Very roguish relatives: The new series of Who Do You Think You Are? uncovers some family gems
One of the things that always delights celebs who sign up for the ever-illuminating genealogy show Who Do You Think You Are? is when they find something of themselves reflected in their just-discovered ancestors. Actors whoop and holler when they find out that, say, their many-times great-uncle actually knew William Shakespeare. Musicians do a little jig when they find a sepia print of Great Auntie Maud at the harpsichord. But what if all that painstaking research turns up a parallel you’d rather not draw attention to? Pity poor Cheryl Fernandez-Versini (as was) then, one of the stars of the new series. Cheryl goes trooping down memory lane and at one point finds herself examining the disciplinary record of an ancestor, a ship’s carpenter called James Laing who was put in irons for his behaviour during a voyage to the Far East. What had he done? He’d gone AWOL, presumably on a bender, and when caught he struck the ship’s mate and called him a ‘bloody snot’.

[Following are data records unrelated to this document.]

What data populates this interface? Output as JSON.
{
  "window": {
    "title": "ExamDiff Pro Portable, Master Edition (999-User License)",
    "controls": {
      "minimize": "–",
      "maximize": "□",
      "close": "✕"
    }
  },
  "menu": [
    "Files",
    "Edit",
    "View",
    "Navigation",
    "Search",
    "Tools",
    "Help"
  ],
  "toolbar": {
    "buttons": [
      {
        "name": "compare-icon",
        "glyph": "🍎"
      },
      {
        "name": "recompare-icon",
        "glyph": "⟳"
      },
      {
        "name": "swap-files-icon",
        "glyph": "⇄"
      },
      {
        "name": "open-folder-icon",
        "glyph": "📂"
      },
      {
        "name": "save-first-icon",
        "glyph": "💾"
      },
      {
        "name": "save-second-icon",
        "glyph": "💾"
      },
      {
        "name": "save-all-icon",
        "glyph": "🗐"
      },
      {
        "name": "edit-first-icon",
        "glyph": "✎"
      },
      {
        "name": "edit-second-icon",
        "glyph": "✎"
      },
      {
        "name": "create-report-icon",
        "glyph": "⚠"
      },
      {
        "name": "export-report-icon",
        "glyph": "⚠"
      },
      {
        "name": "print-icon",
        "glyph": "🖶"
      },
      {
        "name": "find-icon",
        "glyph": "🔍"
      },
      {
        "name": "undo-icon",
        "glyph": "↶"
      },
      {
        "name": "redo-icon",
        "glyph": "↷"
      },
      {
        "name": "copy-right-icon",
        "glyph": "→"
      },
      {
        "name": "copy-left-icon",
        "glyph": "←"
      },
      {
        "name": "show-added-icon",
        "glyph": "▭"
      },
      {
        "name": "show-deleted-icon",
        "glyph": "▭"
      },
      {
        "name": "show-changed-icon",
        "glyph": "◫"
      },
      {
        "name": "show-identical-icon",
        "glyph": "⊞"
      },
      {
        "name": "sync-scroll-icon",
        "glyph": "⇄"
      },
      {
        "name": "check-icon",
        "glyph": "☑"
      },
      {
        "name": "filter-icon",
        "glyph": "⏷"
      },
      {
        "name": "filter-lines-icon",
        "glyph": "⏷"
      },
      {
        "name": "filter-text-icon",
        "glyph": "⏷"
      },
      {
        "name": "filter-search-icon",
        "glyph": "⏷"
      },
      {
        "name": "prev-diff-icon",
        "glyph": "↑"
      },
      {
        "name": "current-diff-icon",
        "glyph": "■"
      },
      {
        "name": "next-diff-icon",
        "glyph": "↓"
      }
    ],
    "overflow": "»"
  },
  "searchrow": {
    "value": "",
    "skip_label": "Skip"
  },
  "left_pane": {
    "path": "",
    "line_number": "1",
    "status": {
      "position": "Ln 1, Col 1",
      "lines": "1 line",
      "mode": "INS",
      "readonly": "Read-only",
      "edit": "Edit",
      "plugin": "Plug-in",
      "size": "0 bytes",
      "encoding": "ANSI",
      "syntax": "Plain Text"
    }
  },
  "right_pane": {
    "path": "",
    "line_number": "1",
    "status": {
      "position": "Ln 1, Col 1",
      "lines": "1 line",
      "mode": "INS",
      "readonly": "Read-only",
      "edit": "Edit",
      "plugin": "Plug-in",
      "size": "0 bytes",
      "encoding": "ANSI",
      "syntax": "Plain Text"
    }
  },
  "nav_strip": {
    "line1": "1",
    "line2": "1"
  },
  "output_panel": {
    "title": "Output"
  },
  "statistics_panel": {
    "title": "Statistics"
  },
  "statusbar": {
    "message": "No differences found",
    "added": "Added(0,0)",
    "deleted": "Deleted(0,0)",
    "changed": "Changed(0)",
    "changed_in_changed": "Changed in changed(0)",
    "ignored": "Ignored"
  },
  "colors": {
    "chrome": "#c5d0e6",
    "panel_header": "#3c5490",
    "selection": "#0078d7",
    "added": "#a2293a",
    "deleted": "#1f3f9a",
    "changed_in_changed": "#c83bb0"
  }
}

A Czech DNA expert is carrying out tests on clothes belonging to the first president of Czechoslovakia, Tomas Garrigue Masaryk.
The tests should provide a definitive answer to an explosive claim that has fascinated readers and troubled historians for almost a century. Was Masaryk – champion of Slav rights and father of the Czechoslovak state – the illegitimate son of the Austro-Hungarian emperor?

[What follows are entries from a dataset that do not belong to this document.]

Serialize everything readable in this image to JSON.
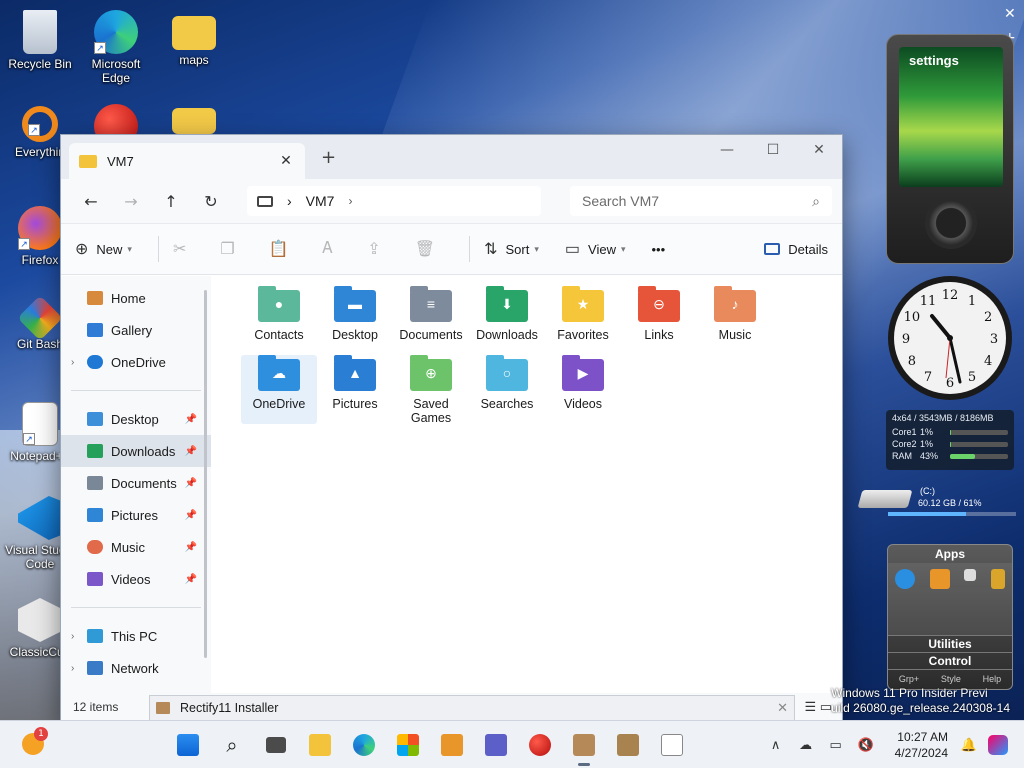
{
  "desktop": {
    "icons": [
      {
        "label": "Recycle Bin"
      },
      {
        "label": "Microsoft Edge"
      },
      {
        "label": "maps"
      },
      {
        "label": "Everythin"
      },
      {
        "label": "Firefox"
      },
      {
        "label": "Git Bash"
      },
      {
        "label": "Notepad++"
      },
      {
        "label": "Visual Studio Code"
      },
      {
        "label": "ClassicCub"
      }
    ],
    "watermark_line1": "Windows 11 Pro Insider Previ",
    "watermark_line2": "uild 26080.ge_release.240308-14"
  },
  "explorer": {
    "tab_title": "VM7",
    "tab_close": "✕",
    "new_tab": "+",
    "window_controls": {
      "minimize": "—",
      "maximize": "☐",
      "close": "✕"
    },
    "nav": {
      "back": "←",
      "forward": "→",
      "up": "↑",
      "refresh": "↻"
    },
    "breadcrumb": {
      "sep1": "›",
      "folder": "VM7",
      "sep2": "›"
    },
    "search": {
      "placeholder": "Search VM7",
      "icon": "⌕"
    },
    "toolbar": {
      "new_label": "New",
      "sort_label": "Sort",
      "view_label": "View",
      "more_label": "•••",
      "details_label": "Details"
    },
    "sidebar": {
      "top": [
        {
          "label": "Home",
          "color": "#d88a3c"
        },
        {
          "label": "Gallery",
          "color": "#2f7bd6"
        },
        {
          "label": "OneDrive",
          "color": "#1e78d4"
        }
      ],
      "quick": [
        {
          "label": "Desktop",
          "color": "#3c8fd8"
        },
        {
          "label": "Downloads",
          "color": "#25a05a"
        },
        {
          "label": "Documents",
          "color": "#7a8796"
        },
        {
          "label": "Pictures",
          "color": "#2f86d6"
        },
        {
          "label": "Music",
          "color": "#e06a4a"
        },
        {
          "label": "Videos",
          "color": "#7b57c9"
        }
      ],
      "bottom": [
        {
          "label": "This PC",
          "color": "#2f9ad6"
        },
        {
          "label": "Network",
          "color": "#3a7bc8"
        }
      ]
    },
    "folders": [
      {
        "label": "Contacts",
        "color": "#5bb89a",
        "sym": "●"
      },
      {
        "label": "Desktop",
        "color": "#2f86d6",
        "sym": "▬"
      },
      {
        "label": "Documents",
        "color": "#7d8b9c",
        "sym": "≡"
      },
      {
        "label": "Downloads",
        "color": "#2aa56a",
        "sym": "⬇"
      },
      {
        "label": "Favorites",
        "color": "#f5c53a",
        "sym": "★"
      },
      {
        "label": "Links",
        "color": "#e6553a",
        "sym": "⊖"
      },
      {
        "label": "Music",
        "color": "#e88a5c",
        "sym": "♪"
      },
      {
        "label": "OneDrive",
        "color": "#2f8fdf",
        "sym": "☁"
      },
      {
        "label": "Pictures",
        "color": "#2a7fd4",
        "sym": "▲"
      },
      {
        "label": "Saved Games",
        "color": "#6dc36a",
        "sym": "⊕"
      },
      {
        "label": "Searches",
        "color": "#4fb6e0",
        "sym": "○"
      },
      {
        "label": "Videos",
        "color": "#7d52c9",
        "sym": "▶"
      }
    ],
    "status": {
      "count": "12 items"
    }
  },
  "installer_bar": {
    "label": "Rectify11 Installer",
    "close": "✕"
  },
  "gadgets": {
    "player_label": "settings",
    "sysmon": {
      "header": "4x64 / 3543MB / 8186MB",
      "rows": [
        {
          "name": "Core1",
          "pct": "1%",
          "fill": 0.01
        },
        {
          "name": "Core2",
          "pct": "1%",
          "fill": 0.01
        },
        {
          "name": "RAM",
          "pct": "43%",
          "fill": 0.43
        }
      ]
    },
    "drive": {
      "label": "(C:)",
      "info": "60.12 GB / 61%",
      "fill": 0.61
    },
    "apps": {
      "title": "Apps",
      "utilities": "Utilities",
      "control": "Control",
      "footer": [
        "Grp+",
        "Style",
        "Help"
      ]
    }
  },
  "taskbar": {
    "weather_badge": "1",
    "time": "10:27 AM",
    "date": "4/27/2024"
  }
}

A secret scribble on a birth certificate that convinced baseball legend he was a Kennedy lovechild: Adopted Hall of Fame pitcher finally finds out the answer to the riddle of his birth - aged 72 - with a DNA test
Hall of Famer Jim Palmer who had long suspected he was a secret Kennedy lovechild has finally discovered the truth at the age of 72.
The retired Baltimore Orioles pitcher had always known he was adopted, the Washington Post reports.
Palmer had a privileged upbringing; raised by Polly, a boutique owner, and Jim Wiesen, a wealthy Manhattan dress designer, with his adoptive sister Bonnie, at their luxury Park Avenue home in Manhattan with a family butler named George.
He later became Jim Palmer, after Jim Wiesen died of a heart attack in 1955, and his adoptive mother married Max Palmer, a Hollywood character actor, and the family moved to Beverly Hills, California.